Sometimes it may seem your Internet searches take you down an endless rabbit hole, while other searches produce results that differ vastly from what you are looking for. Learning search term operators and other advanced practices can help you use Bing, Google, Yahoo or virtually any search engine more effectively.
Basic Search Tips
Be specific. Use words that describe precisely what you want to know. For instance, searching "bluebird" may result in everything from bus lines to cafes, but "eastern bluebird song" provides details on the bird call. Avoid using punctuation or stop words, such as "the," "a" or "of," as most search engines are programmed to ignore them. Include common operators. Place quotation marks around phrases to search for those exact words, use "AND" between two words you want to include or place "OR" when you want one word or the other to appear in search results.
Advanced keywords can boost your results on Bing. Use "ext:" followed by the file type to find files, such as "calculator instructions ext:pdf." Search a particular website using "site:" or list your preference for a type of site using "prefer:" followed by the website name or type of site along with your keywords. For instance, "public health prefer:.craigslist.org" will provide a list of job ads on Craigslist and "public health site:.gov" will provide government health information.
Omit words that you don't want in results by using a dash, such as "peanut butter sandwich -jelly." Use the "site:" operator to search a site or try "related:" to find websites similar to another. For instance, "related:cnn.com" provides links to a variety of news websites. If you can't remember a word or want to find search results for similar phrases, use an asterisk, such as "a * in disguise." You can narrow shopping results using the "number..number" operator, such as "television 100..500," which provides results with prices, measurements and other numerical information.

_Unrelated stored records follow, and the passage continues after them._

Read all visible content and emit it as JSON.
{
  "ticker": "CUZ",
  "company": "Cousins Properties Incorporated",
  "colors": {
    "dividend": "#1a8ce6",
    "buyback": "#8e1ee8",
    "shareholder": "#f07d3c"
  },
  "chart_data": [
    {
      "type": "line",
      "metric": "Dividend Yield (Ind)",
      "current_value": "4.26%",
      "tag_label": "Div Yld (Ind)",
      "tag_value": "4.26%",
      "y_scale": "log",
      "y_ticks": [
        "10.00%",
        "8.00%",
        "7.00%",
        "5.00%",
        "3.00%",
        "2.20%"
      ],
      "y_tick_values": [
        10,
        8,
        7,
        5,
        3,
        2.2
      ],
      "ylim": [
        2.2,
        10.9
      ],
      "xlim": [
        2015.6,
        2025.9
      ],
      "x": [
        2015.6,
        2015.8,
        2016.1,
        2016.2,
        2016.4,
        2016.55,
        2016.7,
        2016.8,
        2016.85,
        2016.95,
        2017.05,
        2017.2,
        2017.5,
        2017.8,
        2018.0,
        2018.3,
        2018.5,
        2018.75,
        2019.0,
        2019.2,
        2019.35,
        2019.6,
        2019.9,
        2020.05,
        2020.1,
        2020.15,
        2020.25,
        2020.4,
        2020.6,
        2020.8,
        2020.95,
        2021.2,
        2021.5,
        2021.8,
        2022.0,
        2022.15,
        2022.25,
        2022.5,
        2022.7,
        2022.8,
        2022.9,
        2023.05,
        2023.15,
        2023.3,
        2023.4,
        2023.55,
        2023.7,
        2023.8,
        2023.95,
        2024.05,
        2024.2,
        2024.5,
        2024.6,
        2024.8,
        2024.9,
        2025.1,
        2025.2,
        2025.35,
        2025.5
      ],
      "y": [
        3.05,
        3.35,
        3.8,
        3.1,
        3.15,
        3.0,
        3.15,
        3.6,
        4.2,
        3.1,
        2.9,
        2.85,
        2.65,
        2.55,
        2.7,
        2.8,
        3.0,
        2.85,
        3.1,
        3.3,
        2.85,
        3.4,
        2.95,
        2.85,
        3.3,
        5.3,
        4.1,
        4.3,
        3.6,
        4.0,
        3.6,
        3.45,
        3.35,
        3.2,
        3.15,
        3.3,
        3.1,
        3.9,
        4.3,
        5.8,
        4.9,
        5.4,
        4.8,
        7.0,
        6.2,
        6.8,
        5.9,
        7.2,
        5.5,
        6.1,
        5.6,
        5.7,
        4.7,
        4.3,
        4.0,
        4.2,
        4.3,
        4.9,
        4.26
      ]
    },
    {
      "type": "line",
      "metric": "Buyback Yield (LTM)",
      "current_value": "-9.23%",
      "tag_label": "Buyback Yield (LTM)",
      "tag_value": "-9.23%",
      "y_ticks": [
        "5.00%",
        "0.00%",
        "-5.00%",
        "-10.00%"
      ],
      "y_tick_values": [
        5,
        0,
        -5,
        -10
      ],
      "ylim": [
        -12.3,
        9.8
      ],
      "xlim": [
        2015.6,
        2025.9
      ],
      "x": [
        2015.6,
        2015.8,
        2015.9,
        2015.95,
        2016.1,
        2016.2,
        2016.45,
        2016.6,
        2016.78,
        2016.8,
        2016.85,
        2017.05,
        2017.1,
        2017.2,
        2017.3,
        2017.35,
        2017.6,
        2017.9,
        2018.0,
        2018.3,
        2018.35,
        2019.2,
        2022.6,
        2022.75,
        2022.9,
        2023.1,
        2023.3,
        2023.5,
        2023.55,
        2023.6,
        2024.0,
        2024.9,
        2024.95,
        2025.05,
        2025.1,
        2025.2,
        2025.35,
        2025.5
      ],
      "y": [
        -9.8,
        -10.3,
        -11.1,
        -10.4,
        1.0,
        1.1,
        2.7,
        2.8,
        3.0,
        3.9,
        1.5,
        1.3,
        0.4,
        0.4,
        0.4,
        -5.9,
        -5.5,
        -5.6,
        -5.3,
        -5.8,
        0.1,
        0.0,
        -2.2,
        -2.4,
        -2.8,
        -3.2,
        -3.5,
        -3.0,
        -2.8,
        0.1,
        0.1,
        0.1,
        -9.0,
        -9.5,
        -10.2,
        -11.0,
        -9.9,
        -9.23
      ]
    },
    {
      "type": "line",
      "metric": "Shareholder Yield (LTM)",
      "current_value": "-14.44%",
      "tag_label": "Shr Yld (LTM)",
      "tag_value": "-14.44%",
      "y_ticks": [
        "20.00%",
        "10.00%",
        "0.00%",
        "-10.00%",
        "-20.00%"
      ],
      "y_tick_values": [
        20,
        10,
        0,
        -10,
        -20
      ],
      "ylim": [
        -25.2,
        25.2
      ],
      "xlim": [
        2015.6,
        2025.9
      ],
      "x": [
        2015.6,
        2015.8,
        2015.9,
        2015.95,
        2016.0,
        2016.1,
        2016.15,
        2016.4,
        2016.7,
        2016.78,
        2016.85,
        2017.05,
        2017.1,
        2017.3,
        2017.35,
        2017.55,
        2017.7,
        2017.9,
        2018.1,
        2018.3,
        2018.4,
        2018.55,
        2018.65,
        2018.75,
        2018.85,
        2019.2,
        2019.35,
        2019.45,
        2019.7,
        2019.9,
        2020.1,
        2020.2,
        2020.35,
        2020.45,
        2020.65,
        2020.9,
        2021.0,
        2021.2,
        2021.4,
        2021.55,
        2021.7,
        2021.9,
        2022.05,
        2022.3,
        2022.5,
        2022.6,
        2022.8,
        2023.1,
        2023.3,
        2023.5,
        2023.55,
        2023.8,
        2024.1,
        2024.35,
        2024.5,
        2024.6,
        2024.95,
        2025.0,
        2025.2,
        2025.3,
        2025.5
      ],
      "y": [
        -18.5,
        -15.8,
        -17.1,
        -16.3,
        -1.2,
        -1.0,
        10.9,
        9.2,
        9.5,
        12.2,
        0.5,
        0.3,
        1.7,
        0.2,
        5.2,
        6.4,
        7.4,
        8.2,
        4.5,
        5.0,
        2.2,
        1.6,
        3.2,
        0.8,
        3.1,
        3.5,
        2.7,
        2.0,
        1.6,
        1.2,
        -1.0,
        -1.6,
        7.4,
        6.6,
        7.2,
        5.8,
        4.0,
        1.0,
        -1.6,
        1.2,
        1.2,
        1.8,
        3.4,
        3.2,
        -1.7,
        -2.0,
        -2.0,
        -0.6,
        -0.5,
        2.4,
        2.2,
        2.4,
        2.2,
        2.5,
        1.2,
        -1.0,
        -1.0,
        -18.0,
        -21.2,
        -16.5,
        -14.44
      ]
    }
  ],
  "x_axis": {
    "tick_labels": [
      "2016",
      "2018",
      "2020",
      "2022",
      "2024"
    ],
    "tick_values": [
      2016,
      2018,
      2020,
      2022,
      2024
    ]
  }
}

Narrow your results with "AND" or a plus sign (+) to signify words you want to include, "NOT" or a minus sign (-) to denote words you want to omit and quotation marks when you want to search for an exact phrase. Find pages that link to a specific site using the "link:" operator. You must use "http://" with this operator, such as "link:http://www.food.com." Discover the meaning of a word using "define:" or use "region:" to find results in a particular region, such as "region:europe" or "region:southamerica."
- BananaStock/BananaStock/Getty Images